In this post, we are going to talk about TDoS attack. First of all, we recommend that you read our other post, in which we describe the DoS and DDoS attacks:
In its annual report “Internet Crime Report” for 2019, the U.S. Federal Bureau of Investigation (FBI) estimated that TDoS attack caused about $7,600,000 in loss (in the United States alone). You can read this report here.
In the simplest terms, it can be said that a Telephony denial of service (TDoS) attack is a type of denial of service (DoS) attack in which the attackers launch high volume of calls and keeping those calls active for as long as possible against the target network, preventing legitimate calls to come in. This is accomplished when an attacker successfully consumes all available telephone resources, so that there is no unoccupied telephone line.
This attack is very important because your phone lines are a critical tool for communicating with employees and customers. If your lines are down, it can cause reputation damage to your business.
Today, cybercriminals are increasingly interested in creating botnets to launch telephony-denial-of-service or TDoS attacks against businesses.
Of course, TDoS attack isn’t a new threat. In 2013, the FBI and U.S. Department of Homeland Security (DHS) issued a joint alert regarding the TDoS threat and reported that dozens of TDoS attacks targeted the administrative public safety answering points lines (not the 911 emergency line).
TDoS attacks may have a short duration or occur intermittently over several days.
TDoS attacks have evolved from manual to automation. This means that the attacker’s software uses an infinite number of fake telephone numbers with which to call us. Attackers pull off automated TDoS attacks by installing any of these open source call generator software programs on a Linux server and configuring the software to suit to one’s needs such as setting the victim’s phone numbers. Also, spammers and scammers load malware onto devices to create a botnet which places thousands of automated calls. Another example of a manual TDoS attack is leveraging social media such as Facebook and Twitter to organize individuals into a TDoS calling campaign.
TDoS attacks may take one of several forms:
- Simple Attacks: Originating from a single phone line, sometimes using a spoofed number.
- Complex Attacks: Distinguished by the use of spoofed numbers.
- Distributed Complex Attacks: This attacks use of sophisticated malware to flood businesses.
How Organizations & Companies Can Use TDoS Protection to Minimize Risk
Fortunately, there are measures and solutions to deal with this type of attack or to minimize its destructive results, which we will mention:
Preparing for a TDoS Attack
- Remind employees to protect themselves and the agency, by not responding to abusive statements and not providing personal information to the caller.
- Consider obtaining call recording software to provide evidence to law enforcement of threatening or abusive calls.
- Ensure you have a secondary means of communication, such as cellular telephones or
- Ask your telephony provider what services they provide to monitor and respond to a TDoS attack.
- Use strong phone system passwords which are difficult to crack to reduce the risks that your lines are hacked.
- Are you familiar with the Robocaller attack?
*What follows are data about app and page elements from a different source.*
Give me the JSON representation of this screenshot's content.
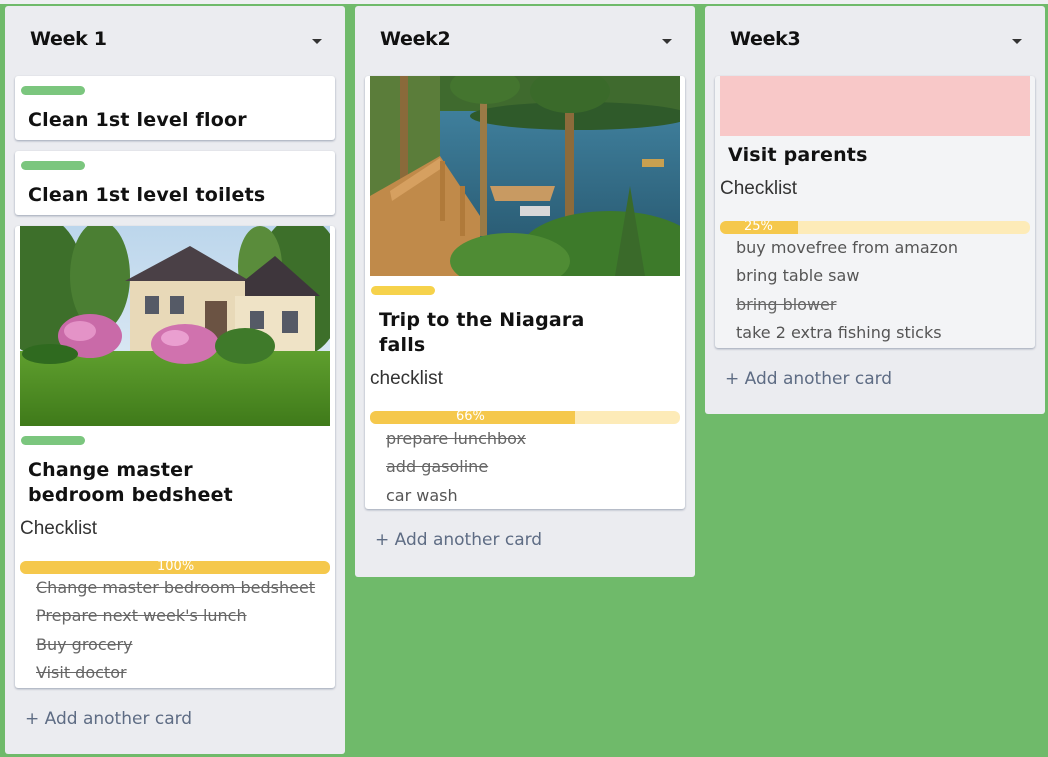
{
  "colors": {
    "board_bg": "#6fba6a",
    "list_bg": "#ebecf0",
    "label_green": "#7bc67e",
    "label_yellow": "#f6d24b",
    "cover_pink": "#f8c8c8",
    "progress_fill": "#f5c84c",
    "progress_track": "#fdebb8"
  },
  "lists": [
    {
      "title": "Week 1",
      "add_card": "+ Add another card",
      "cards": [
        {
          "title": "Clean 1st level floor",
          "label": "green"
        },
        {
          "title": "Clean 1st level toilets",
          "label": "green"
        },
        {
          "cover": "house-photo",
          "label": "green",
          "title_line1": "Change master",
          "title_line2": "bedroom bedsheet",
          "checklist_title": "Checklist",
          "progress_text": "100%",
          "progress": 1.0,
          "items": [
            {
              "text": "Change master bedroom bedsheet",
              "done": true
            },
            {
              "text": "Prepare next week's lunch",
              "done": true
            },
            {
              "text": "Buy grocery",
              "done": true
            },
            {
              "text": "Visit doctor",
              "done": true
            }
          ]
        }
      ]
    },
    {
      "title": "Week2",
      "add_card": "+ Add another card",
      "cards": [
        {
          "cover": "lake-photo",
          "label": "yellow",
          "title_line1": "Trip to the Niagara",
          "title_line2": "falls",
          "checklist_title": "checklist",
          "progress_text": "66%",
          "progress": 0.66,
          "items": [
            {
              "text": "prepare lunchbox",
              "done": true
            },
            {
              "text": "add gasoline",
              "done": true
            },
            {
              "text": "car wash",
              "done": false
            }
          ]
        }
      ]
    },
    {
      "title": "Week3",
      "add_card": "+ Add another card",
      "cards": [
        {
          "cover": "pink-color-cover",
          "title_line1": "Visit parents",
          "checklist_title": "Checklist",
          "progress_text": "25%",
          "progress": 0.25,
          "items": [
            {
              "text": "buy movefree from amazon",
              "done": false
            },
            {
              "text": "bring table saw",
              "done": false
            },
            {
              "text": "bring blower",
              "done": true
            },
            {
              "text": "take 2 extra fishing sticks",
              "done": false
            }
          ]
        }
      ]
    }
  ]
}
Anyway, before continuing to read this post, it is better to read the article about robocaller attack here. With any of these robocall scenarios, attacks can be further mitigated by analyzing call traffic. When the volume of traffic breaches a threshold, further calls are blocked or diverted, ending the attack.
During the Attack
- Limit the number of telephones that the attacked number rings If possible, limit the calls to one telephone and dedicate only one employee to answering that line.
- Consider moving the crucial lines to a different, temporary PBX in case the PBX itself is targeted or overwhelmed.
- Communicate the disruption to your customers via social media and email.
- Actively monitor network security to determine whether the TDoS attack is meant to distract from other hacking events.
- Transnexus: It is a telecom software solution for VoIP providers, telecom companies and other managed service providers designed to safeguard against TDoS and many different network threats. This software using SIP invite, tries to detect fake calls. In this way, the analytical feature assigns a risk profile to calls when a SIP invite is initiated to detect characteristics commonly associated with spoofed calls or TDoS attacks. In a matter of milliseconds, the software can determine whether the call is routed, declined, or redirected according to risk.
- SecureLogix: When hazardous numbers or suspicious call patterns are detected, SecureLogix can automate the process of blocking or redirecting call traffic.